[Provided records Boundary: Start]

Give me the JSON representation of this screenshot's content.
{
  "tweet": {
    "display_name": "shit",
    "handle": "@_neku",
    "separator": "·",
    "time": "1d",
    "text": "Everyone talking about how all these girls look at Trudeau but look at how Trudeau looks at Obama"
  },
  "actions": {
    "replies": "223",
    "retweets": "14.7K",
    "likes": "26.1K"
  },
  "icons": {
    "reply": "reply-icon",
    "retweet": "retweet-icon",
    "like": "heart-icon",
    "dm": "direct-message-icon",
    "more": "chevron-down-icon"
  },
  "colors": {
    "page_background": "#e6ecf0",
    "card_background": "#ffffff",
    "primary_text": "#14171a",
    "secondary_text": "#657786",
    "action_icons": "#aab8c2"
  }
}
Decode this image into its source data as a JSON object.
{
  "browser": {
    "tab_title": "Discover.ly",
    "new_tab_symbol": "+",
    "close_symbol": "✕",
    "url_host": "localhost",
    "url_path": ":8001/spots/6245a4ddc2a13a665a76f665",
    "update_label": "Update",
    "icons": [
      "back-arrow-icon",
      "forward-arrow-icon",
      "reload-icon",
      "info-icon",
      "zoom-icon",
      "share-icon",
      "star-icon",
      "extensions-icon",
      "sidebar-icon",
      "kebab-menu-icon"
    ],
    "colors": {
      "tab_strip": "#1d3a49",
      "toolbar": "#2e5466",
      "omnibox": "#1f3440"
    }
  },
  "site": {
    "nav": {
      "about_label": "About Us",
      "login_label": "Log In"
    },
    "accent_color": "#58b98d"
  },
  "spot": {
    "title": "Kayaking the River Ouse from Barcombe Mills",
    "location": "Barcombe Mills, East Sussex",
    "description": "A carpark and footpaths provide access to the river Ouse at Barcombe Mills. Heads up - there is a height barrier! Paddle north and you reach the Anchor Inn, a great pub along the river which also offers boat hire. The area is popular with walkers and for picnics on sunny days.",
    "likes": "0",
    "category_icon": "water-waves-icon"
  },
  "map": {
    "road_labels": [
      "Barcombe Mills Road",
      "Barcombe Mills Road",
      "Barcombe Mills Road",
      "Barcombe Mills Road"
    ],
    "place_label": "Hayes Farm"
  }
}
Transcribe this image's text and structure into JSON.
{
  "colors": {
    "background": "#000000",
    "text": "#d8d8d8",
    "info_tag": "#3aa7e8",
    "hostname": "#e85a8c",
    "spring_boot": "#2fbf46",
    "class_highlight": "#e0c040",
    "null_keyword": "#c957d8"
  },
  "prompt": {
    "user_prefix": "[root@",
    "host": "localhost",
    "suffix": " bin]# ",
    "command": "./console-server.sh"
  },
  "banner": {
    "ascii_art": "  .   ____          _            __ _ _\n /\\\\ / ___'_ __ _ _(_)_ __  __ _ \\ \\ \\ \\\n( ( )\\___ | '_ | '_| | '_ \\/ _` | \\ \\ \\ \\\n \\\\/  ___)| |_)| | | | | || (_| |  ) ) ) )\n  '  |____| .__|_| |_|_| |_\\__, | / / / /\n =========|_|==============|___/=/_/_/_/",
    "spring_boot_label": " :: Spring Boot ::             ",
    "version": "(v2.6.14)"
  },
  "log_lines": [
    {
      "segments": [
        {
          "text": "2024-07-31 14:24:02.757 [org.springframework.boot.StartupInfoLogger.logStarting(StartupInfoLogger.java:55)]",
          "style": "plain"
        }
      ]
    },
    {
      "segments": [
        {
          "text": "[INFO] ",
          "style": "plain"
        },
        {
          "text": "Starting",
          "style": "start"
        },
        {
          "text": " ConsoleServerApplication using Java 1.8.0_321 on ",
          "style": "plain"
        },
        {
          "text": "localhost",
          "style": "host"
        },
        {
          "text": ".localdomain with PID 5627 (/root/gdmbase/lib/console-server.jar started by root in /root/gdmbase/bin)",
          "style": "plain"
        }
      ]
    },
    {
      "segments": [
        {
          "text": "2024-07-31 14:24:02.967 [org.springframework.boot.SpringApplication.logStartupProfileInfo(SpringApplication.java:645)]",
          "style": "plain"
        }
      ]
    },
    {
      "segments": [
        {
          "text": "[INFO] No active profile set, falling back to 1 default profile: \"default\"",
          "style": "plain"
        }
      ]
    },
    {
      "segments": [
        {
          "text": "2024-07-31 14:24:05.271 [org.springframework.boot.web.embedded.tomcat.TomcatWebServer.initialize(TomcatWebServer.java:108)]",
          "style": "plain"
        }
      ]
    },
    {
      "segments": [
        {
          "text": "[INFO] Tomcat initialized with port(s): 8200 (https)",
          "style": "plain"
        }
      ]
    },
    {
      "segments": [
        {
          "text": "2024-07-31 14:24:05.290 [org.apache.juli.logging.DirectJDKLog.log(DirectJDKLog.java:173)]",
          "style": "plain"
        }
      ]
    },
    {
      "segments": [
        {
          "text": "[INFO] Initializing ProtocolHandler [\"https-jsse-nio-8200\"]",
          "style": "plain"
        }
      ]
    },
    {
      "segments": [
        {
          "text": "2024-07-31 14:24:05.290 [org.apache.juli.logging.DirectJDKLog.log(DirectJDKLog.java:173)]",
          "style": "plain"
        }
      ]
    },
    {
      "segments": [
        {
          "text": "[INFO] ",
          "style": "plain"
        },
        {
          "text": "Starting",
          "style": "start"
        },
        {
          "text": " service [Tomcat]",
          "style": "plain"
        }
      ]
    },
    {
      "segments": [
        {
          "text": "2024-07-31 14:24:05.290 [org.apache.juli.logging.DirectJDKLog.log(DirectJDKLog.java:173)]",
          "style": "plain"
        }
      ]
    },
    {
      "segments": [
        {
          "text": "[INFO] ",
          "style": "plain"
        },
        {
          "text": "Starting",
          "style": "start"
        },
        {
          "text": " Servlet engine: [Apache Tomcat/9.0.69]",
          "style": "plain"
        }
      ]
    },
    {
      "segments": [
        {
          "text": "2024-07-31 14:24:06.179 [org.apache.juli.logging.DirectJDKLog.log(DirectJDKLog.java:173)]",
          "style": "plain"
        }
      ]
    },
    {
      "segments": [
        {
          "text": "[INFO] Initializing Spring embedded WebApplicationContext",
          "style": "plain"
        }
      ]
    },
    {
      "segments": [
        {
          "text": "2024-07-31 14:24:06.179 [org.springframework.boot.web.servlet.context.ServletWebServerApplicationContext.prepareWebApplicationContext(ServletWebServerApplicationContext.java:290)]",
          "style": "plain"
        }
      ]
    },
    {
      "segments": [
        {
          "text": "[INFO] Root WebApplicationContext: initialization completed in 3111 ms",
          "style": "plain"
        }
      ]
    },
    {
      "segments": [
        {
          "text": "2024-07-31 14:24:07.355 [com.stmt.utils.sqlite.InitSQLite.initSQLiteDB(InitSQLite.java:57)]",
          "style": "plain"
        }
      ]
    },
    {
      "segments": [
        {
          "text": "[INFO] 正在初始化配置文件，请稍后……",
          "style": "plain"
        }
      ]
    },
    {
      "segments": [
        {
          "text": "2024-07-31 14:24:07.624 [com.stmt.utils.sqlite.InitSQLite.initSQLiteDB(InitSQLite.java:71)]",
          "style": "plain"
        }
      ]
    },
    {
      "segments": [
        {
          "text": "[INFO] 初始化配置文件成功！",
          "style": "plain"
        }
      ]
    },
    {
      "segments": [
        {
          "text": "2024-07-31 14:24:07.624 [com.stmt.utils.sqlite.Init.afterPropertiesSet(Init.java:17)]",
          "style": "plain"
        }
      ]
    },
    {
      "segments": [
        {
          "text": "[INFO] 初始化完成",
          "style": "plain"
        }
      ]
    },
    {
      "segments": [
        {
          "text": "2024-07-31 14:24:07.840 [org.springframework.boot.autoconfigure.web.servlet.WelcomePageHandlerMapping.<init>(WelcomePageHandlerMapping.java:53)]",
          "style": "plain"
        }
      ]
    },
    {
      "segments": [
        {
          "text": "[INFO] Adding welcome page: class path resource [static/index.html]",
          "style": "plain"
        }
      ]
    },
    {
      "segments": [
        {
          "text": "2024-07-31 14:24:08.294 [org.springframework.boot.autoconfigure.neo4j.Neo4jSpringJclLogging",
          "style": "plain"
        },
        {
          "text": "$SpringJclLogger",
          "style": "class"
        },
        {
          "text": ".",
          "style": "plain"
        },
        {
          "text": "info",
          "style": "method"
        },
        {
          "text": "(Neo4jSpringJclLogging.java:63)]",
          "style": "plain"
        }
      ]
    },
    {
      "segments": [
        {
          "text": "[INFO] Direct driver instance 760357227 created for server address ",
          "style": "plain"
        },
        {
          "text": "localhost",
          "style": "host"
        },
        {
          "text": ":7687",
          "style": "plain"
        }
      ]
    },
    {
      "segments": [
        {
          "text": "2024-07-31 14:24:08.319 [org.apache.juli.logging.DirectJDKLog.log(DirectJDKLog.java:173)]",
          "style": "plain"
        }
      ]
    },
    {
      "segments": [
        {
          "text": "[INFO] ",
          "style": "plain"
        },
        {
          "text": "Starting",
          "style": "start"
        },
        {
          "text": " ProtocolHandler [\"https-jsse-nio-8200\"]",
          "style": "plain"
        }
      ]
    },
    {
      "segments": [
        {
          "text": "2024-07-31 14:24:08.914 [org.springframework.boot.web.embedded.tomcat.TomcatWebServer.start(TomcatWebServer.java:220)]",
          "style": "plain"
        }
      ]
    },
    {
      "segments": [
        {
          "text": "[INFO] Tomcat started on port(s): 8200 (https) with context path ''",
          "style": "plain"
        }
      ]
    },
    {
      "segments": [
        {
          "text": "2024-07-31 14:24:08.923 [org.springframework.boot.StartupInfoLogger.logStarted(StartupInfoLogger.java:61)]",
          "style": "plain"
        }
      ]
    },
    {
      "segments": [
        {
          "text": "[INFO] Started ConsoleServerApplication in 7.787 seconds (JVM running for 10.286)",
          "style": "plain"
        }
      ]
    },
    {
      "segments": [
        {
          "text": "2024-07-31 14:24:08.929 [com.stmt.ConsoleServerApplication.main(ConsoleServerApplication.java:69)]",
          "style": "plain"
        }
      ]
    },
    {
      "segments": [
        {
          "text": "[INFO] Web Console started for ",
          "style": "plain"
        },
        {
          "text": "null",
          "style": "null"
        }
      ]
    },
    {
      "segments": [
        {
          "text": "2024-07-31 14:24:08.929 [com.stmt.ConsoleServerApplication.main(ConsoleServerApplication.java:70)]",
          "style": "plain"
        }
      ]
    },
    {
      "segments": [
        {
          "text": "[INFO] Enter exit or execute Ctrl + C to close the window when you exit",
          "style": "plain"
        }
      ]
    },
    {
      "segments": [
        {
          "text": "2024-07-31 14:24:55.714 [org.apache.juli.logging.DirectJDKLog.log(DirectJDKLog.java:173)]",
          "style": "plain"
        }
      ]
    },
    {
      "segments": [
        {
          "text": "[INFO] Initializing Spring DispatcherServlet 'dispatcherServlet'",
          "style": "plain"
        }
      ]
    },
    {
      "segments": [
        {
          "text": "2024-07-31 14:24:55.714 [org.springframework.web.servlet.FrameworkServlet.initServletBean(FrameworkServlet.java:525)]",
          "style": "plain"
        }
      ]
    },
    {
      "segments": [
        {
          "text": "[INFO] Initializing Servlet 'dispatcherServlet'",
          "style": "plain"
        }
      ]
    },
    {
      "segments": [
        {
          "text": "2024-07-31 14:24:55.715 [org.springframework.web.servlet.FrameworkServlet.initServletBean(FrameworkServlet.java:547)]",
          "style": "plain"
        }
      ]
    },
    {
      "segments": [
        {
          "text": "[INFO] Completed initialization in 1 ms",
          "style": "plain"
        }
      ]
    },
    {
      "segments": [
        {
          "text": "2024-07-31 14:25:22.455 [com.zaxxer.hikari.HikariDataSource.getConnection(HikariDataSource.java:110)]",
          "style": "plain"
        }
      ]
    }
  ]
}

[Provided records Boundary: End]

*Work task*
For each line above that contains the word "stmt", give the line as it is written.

*Answer to this exercise*
          "text": "2024-07-31 14:24:07.355 [com.stmt.utils.sqlite.InitSQLite.initSQLiteDB(InitSQLite.java:57)]",
          "text": "2024-07-31 14:24:07.624 [com.stmt.utils.sqlite.InitSQLite.initSQLiteDB(InitSQLite.java:71)]",
          "text": "2024-07-31 14:24:07.624 [com.stmt.utils.sqlite.Init.afterPropertiesSet(Init.java:17)]",
          "text": "2024-07-31 14:24:08.929 [com.stmt.ConsoleServerApplication.main(ConsoleServerApplication.java:69)]",
          "text": "2024-07-31 14:24:08.929 [com.stmt.ConsoleServerApplication.main(ConsoleServerApplication.java:70)]",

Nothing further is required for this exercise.